ORAC: Scoring Antioxidants?
What is an ORAC score, and is it something I should use in making food choices?
Andrew Weil, M.D. |December 28, 2010
ORAC stands for oxygen radical absorbance capacity, a measure of the ability of a food or any other substance to quench oxygen free radicals in a test tube. Free radicals are unstable atoms or molecules generated in the course of normal metabolism that can strip electrons from other molecules, causing chain reactions of oxidative damage. Cumulative damage of this sort probably accounts for many of the degenerative changes of aging and for a lot of age-related disease.
The ORAC test was developed at the National Institute on Aging (NIA), an arm of the National Institutes of Health. It assigns a score or value to a long list of fruits, vegetables and spices. As you might expect, high scores were awarded to brightly colored fruits and vegetables including blueberries and raspberries, some types of apples, and beans.
Some studies have shown that antioxidants in foods can boost the antioxidant power of the blood.
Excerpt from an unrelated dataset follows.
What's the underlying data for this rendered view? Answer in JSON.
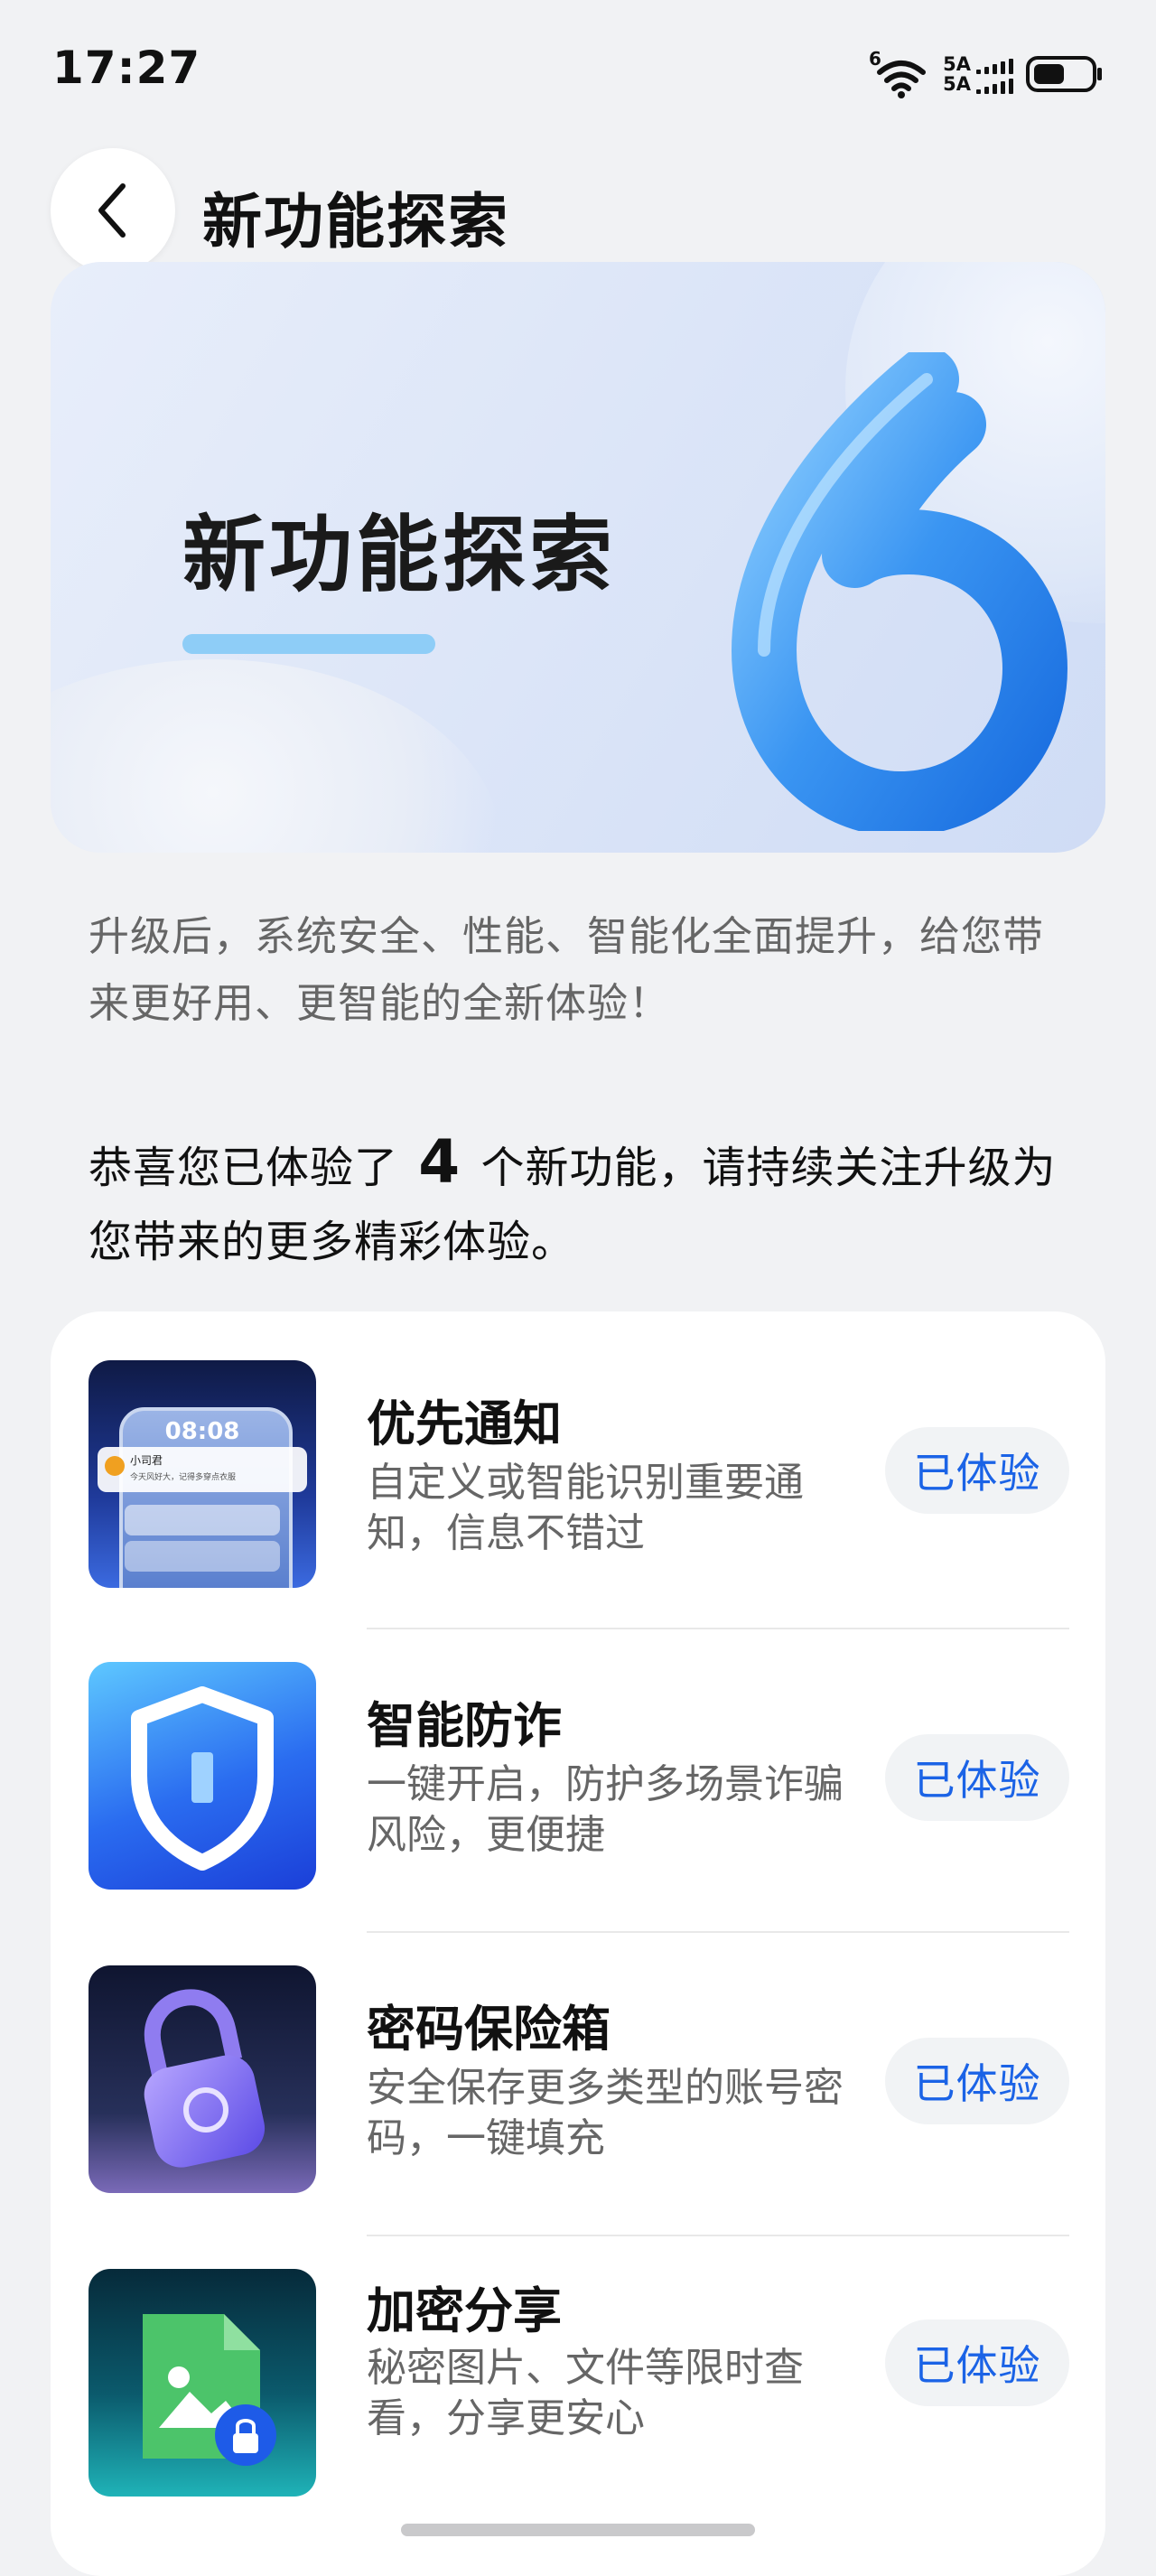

In studies at the Jean Mayer USDA Human Nutrition Research Center on Aging in Boston researchers found that 10 ounces of fresh spinach produced the biggest increase in blood antioxidant scores in women. While “ORAC” and “antioxidant” are different, eating a combination of foods that have demonstrated high ORAC scores has also boosted blood antioxidant scores. ORAC researchers at the Jean Mayer Center suggest that increasing daily intake to between 3,000 and 5,000 ORAC units seems to have a significant impact on plasma and tissue antioxidant capacity.
If you like, you can choose your foods based on the ORAC scale, but it’s only part of the picture in a healthy diet. While healthy foods tend to have high ORAC scores, simply having high scores in a lab does not necessarily indicate high antioxidant activity in the body, and I think you can avoid the math and get the same health benefits by sticking to my top choices of foods and eating them often. These include:
Green vegetables (which contain lutein and zeaxanthin, carotenoid antioxidants that can protect aging eyes from developing cataracts and macular degeneration):
Cruciferous vegetables (contain antioxidants and other phytonutrients that reduce cancer risk):
- Brussels sprouts
Orange/yellow fruits and vegetables (rich in carotenoids that protect the immune system):
- sweet potatoes
Red pigmented fruits (contain lycopene, a powerful antioxidant that helps fight heart disease and some types of cancer, particularly prostate cancer):
- pink grapefruit
Blue/purple fruits and vegetables (these hues come from anthocyanins, phytochemicals that protect against carcinogens and may help prevent heart disease):
- purple grapes
- red cabbage
And don’t forget about green and white tea, dark chocolate and red wine, all very high in antioxidant activity. If you check the ORAC score of these foods, you’ll find they rank high.
Andrew Weil, M.D.